Data for processing below:

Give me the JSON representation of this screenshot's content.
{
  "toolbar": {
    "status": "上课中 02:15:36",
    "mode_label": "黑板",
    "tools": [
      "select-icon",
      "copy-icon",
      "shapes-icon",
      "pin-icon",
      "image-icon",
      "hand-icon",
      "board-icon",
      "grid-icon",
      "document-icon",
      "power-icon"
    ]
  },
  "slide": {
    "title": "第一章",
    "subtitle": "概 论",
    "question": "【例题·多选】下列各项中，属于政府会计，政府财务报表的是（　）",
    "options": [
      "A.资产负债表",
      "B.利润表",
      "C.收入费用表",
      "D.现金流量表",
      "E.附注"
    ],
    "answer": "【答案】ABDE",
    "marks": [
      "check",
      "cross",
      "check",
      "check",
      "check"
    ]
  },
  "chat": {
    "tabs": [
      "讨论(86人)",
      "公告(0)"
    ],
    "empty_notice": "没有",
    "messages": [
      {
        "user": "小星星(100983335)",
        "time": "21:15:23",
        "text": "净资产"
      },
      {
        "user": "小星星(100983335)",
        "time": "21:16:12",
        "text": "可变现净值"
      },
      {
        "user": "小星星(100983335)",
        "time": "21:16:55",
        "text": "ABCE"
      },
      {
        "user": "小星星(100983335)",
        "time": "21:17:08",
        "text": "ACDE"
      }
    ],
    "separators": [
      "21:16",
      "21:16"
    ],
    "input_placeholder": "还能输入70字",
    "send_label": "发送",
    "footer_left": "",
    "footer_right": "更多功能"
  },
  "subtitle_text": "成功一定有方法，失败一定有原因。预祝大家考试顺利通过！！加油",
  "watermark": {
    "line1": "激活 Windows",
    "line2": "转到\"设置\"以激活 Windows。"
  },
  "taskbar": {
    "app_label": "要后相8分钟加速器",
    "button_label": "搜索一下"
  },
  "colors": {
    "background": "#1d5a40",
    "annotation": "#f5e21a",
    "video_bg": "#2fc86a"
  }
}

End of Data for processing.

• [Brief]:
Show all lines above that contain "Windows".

• [Expected answer]:
    "line1": "激活 Windows",
    "line2": "转到\"设置\"以激活 Windows。"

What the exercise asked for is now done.